[Opening Source data section]

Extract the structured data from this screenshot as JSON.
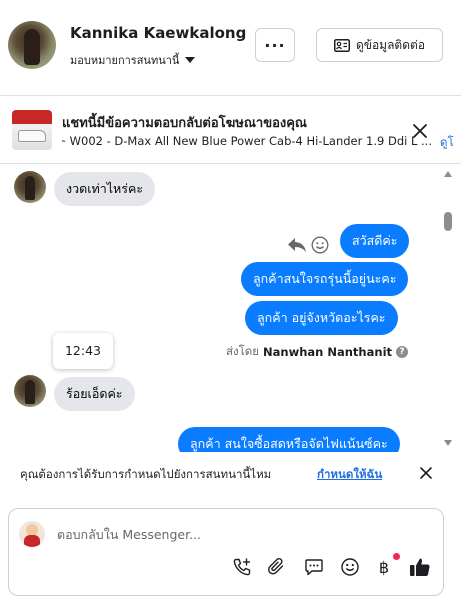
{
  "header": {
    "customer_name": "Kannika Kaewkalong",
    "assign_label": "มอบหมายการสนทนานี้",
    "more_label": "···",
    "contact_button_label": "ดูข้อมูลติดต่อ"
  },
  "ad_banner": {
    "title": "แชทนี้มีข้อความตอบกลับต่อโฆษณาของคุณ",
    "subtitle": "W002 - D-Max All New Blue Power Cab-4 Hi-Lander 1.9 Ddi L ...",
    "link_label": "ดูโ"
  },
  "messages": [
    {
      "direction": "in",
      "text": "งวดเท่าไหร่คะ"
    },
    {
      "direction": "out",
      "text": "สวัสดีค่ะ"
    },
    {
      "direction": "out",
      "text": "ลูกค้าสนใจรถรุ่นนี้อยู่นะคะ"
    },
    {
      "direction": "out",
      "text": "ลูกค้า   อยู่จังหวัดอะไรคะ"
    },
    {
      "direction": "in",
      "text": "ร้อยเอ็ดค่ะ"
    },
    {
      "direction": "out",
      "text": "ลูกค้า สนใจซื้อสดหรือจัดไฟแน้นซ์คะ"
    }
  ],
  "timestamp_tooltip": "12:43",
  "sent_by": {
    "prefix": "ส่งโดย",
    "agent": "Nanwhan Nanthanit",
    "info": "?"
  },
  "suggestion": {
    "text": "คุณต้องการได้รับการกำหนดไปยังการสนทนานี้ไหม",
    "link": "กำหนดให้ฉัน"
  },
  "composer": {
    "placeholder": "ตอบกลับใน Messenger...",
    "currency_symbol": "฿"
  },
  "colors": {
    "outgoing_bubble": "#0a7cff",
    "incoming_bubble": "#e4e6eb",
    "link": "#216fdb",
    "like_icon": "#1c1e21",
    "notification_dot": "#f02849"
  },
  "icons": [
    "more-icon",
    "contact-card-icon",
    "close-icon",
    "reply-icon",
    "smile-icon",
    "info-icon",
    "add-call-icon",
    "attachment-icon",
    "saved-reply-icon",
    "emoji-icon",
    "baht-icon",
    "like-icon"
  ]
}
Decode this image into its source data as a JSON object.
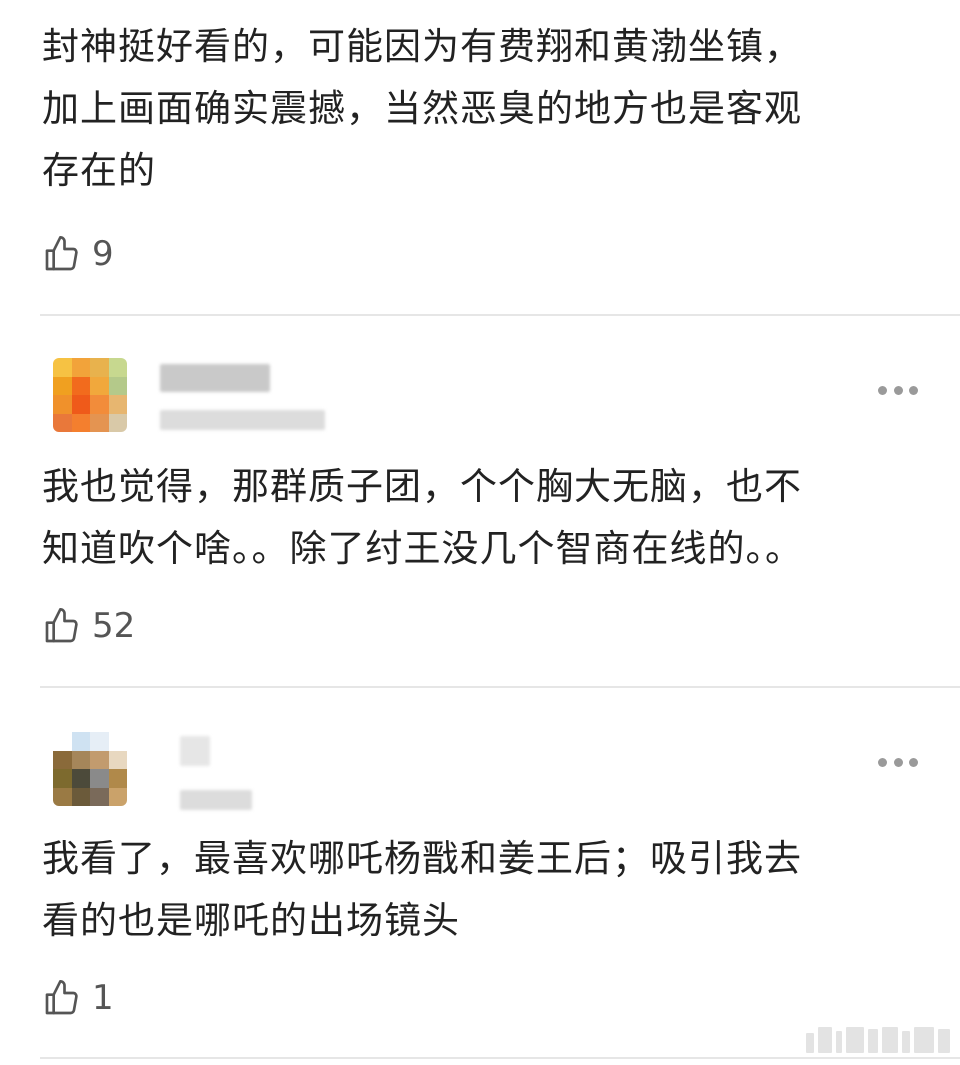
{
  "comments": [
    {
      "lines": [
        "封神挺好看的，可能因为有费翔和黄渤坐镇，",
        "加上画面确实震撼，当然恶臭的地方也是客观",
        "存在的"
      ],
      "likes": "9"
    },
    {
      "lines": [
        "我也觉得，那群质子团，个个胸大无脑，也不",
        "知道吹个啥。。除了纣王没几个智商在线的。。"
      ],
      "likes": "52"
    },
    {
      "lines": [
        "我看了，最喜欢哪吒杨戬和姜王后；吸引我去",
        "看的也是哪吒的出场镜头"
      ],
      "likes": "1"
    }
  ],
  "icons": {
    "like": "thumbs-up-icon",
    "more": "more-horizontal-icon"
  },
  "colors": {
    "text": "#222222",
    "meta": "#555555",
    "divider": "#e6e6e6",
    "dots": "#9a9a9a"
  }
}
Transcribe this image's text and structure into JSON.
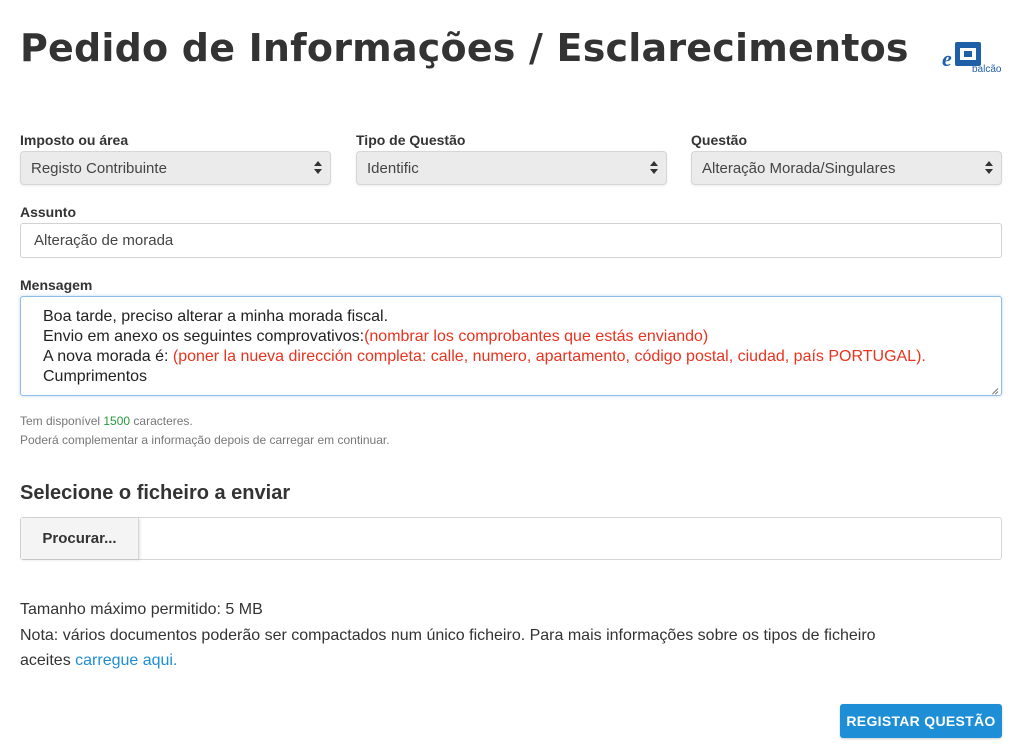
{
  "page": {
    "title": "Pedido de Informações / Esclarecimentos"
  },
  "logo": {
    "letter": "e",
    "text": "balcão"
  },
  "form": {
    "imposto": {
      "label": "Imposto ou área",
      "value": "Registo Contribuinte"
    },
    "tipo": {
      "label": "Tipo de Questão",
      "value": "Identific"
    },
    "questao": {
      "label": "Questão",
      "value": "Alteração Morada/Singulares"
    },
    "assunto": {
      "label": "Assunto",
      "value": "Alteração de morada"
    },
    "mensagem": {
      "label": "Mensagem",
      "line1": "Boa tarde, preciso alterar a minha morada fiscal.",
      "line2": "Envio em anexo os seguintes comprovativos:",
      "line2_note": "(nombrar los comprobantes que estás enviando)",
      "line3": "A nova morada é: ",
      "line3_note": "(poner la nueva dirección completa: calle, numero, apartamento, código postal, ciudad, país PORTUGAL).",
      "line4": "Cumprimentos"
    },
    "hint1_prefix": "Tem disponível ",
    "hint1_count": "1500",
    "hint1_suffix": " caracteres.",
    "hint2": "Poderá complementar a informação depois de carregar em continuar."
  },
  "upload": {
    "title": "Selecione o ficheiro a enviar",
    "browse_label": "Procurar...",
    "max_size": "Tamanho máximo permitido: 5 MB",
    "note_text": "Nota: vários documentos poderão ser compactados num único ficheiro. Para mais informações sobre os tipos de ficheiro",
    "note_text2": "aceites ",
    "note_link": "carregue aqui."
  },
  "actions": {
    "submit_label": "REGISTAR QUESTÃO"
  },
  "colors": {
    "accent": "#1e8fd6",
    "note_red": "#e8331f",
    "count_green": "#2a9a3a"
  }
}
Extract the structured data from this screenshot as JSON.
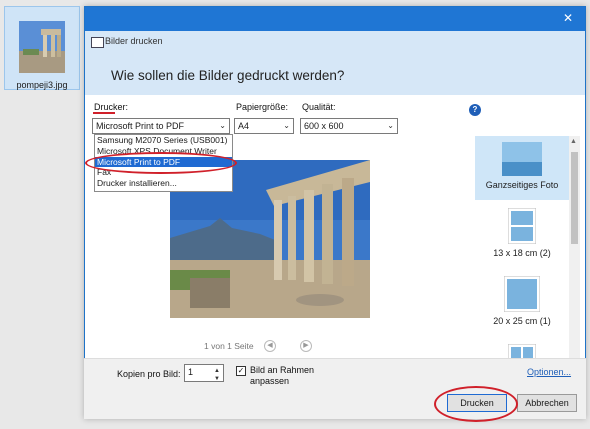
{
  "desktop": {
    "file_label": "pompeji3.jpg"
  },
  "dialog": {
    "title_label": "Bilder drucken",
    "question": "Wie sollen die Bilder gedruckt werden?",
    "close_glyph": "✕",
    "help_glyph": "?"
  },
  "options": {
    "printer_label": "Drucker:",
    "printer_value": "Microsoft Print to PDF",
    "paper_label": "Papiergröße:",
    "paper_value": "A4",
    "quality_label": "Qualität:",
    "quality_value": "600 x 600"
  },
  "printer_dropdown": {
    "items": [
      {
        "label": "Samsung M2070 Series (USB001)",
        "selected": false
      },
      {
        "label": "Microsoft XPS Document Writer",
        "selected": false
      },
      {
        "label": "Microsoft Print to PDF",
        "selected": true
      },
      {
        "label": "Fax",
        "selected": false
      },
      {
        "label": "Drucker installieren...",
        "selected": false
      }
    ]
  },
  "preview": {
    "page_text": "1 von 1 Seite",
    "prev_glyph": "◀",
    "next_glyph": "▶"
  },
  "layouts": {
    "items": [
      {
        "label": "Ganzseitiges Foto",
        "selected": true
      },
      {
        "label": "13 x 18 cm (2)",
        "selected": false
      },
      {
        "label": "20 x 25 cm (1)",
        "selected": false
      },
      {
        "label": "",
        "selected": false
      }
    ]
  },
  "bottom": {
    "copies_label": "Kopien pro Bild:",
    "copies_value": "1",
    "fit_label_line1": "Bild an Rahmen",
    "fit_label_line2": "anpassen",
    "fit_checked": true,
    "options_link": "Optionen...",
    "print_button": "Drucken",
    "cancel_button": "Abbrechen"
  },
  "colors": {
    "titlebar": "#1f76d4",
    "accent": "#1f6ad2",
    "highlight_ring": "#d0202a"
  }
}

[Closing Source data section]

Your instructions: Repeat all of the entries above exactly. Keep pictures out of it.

Solution for this exercise:
Extract the structured data from this screenshot as JSON.
{
  "header": {
    "customer_name": "Kannika Kaewkalong",
    "assign_label": "มอบหมายการสนทนานี้",
    "more_label": "···",
    "contact_button_label": "ดูข้อมูลติดต่อ"
  },
  "ad_banner": {
    "title": "แชทนี้มีข้อความตอบกลับต่อโฆษณาของคุณ",
    "subtitle": "W002 - D-Max All New Blue Power Cab-4 Hi-Lander 1.9 Ddi L ...",
    "link_label": "ดูโ"
  },
  "messages": [
    {
      "direction": "in",
      "text": "งวดเท่าไหร่คะ"
    },
    {
      "direction": "out",
      "text": "สวัสดีค่ะ"
    },
    {
      "direction": "out",
      "text": "ลูกค้าสนใจรถรุ่นนี้อยู่นะคะ"
    },
    {
      "direction": "out",
      "text": "ลูกค้า   อยู่จังหวัดอะไรคะ"
    },
    {
      "direction": "in",
      "text": "ร้อยเอ็ดค่ะ"
    },
    {
      "direction": "out",
      "text": "ลูกค้า สนใจซื้อสดหรือจัดไฟแน้นซ์คะ"
    }
  ],
  "timestamp_tooltip": "12:43",
  "sent_by": {
    "prefix": "ส่งโดย",
    "agent": "Nanwhan Nanthanit",
    "info": "?"
  },
  "suggestion": {
    "text": "คุณต้องการได้รับการกำหนดไปยังการสนทนานี้ไหม",
    "link": "กำหนดให้ฉัน"
  },
  "composer": {
    "placeholder": "ตอบกลับใน Messenger...",
    "currency_symbol": "฿"
  },
  "colors": {
    "outgoing_bubble": "#0a7cff",
    "incoming_bubble": "#e4e6eb",
    "link": "#216fdb",
    "like_icon": "#1c1e21",
    "notification_dot": "#f02849"
  },
  "icons": [
    "more-icon",
    "contact-card-icon",
    "close-icon",
    "reply-icon",
    "smile-icon",
    "info-icon",
    "add-call-icon",
    "attachment-icon",
    "saved-reply-icon",
    "emoji-icon",
    "baht-icon",
    "like-icon"
  ]
}
Decode this image into its source data as a JSON object.
{
  "comments": [
    {
      "lines": [
        "封神挺好看的，可能因为有费翔和黄渤坐镇，",
        "加上画面确实震撼，当然恶臭的地方也是客观",
        "存在的"
      ],
      "likes": "9"
    },
    {
      "lines": [
        "我也觉得，那群质子团，个个胸大无脑，也不",
        "知道吹个啥。。除了纣王没几个智商在线的。。"
      ],
      "likes": "52"
    },
    {
      "lines": [
        "我看了，最喜欢哪吒杨戬和姜王后；吸引我去",
        "看的也是哪吒的出场镜头"
      ],
      "likes": "1"
    }
  ],
  "icons": {
    "like": "thumbs-up-icon",
    "more": "more-horizontal-icon"
  },
  "colors": {
    "text": "#222222",
    "meta": "#555555",
    "divider": "#e6e6e6",
    "dots": "#9a9a9a"
  }
}
Transcribe this image's text and structure into JSON.
{
  "page": {
    "title": "Pedido de Informações / Esclarecimentos"
  },
  "logo": {
    "letter": "e",
    "text": "balcão"
  },
  "form": {
    "imposto": {
      "label": "Imposto ou área",
      "value": "Registo Contribuinte"
    },
    "tipo": {
      "label": "Tipo de Questão",
      "value": "Identific"
    },
    "questao": {
      "label": "Questão",
      "value": "Alteração Morada/Singulares"
    },
    "assunto": {
      "label": "Assunto",
      "value": "Alteração de morada"
    },
    "mensagem": {
      "label": "Mensagem",
      "line1": "Boa tarde, preciso alterar a minha morada fiscal.",
      "line2": "Envio em anexo os seguintes comprovativos:",
      "line2_note": "(nombrar los comprobantes que estás enviando)",
      "line3": "A nova morada é: ",
      "line3_note": "(poner la nueva dirección completa: calle, numero, apartamento, código postal, ciudad, país PORTUGAL).",
      "line4": "Cumprimentos"
    },
    "hint1_prefix": "Tem disponível ",
    "hint1_count": "1500",
    "hint1_suffix": " caracteres.",
    "hint2": "Poderá complementar a informação depois de carregar em continuar."
  },
  "upload": {
    "title": "Selecione o ficheiro a enviar",
    "browse_label": "Procurar...",
    "max_size": "Tamanho máximo permitido: 5 MB",
    "note_text": "Nota: vários documentos poderão ser compactados num único ficheiro. Para mais informações sobre os tipos de ficheiro",
    "note_text2": "aceites ",
    "note_link": "carregue aqui."
  },
  "actions": {
    "submit_label": "REGISTAR QUESTÃO"
  },
  "colors": {
    "accent": "#1e8fd6",
    "note_red": "#e8331f",
    "count_green": "#2a9a3a"
  }
}
Extract the structured data from this screenshot as JSON.
{
  "desktop": {
    "file_label": "pompeji3.jpg"
  },
  "dialog": {
    "title_label": "Bilder drucken",
    "question": "Wie sollen die Bilder gedruckt werden?",
    "close_glyph": "✕",
    "help_glyph": "?"
  },
  "options": {
    "printer_label": "Drucker:",
    "printer_value": "Microsoft Print to PDF",
    "paper_label": "Papiergröße:",
    "paper_value": "A4",
    "quality_label": "Qualität:",
    "quality_value": "600 x 600"
  },
  "printer_dropdown": {
    "items": [
      {
        "label": "Samsung M2070 Series (USB001)",
        "selected": false
      },
      {
        "label": "Microsoft XPS Document Writer",
        "selected": false
      },
      {
        "label": "Microsoft Print to PDF",
        "selected": true
      },
      {
        "label": "Fax",
        "selected": false
      },
      {
        "label": "Drucker installieren...",
        "selected": false
      }
    ]
  },
  "preview": {
    "page_text": "1 von 1 Seite",
    "prev_glyph": "◀",
    "next_glyph": "▶"
  },
  "layouts": {
    "items": [
      {
        "label": "Ganzseitiges Foto",
        "selected": true
      },
      {
        "label": "13 x 18 cm (2)",
        "selected": false
      },
      {
        "label": "20 x 25 cm (1)",
        "selected": false
      },
      {
        "label": "",
        "selected": false
      }
    ]
  },
  "bottom": {
    "copies_label": "Kopien pro Bild:",
    "copies_value": "1",
    "fit_label_line1": "Bild an Rahmen",
    "fit_label_line2": "anpassen",
    "fit_checked": true,
    "options_link": "Optionen...",
    "print_button": "Drucken",
    "cancel_button": "Abbrechen"
  },
  "colors": {
    "titlebar": "#1f76d4",
    "accent": "#1f6ad2",
    "highlight_ring": "#d0202a"
  }
}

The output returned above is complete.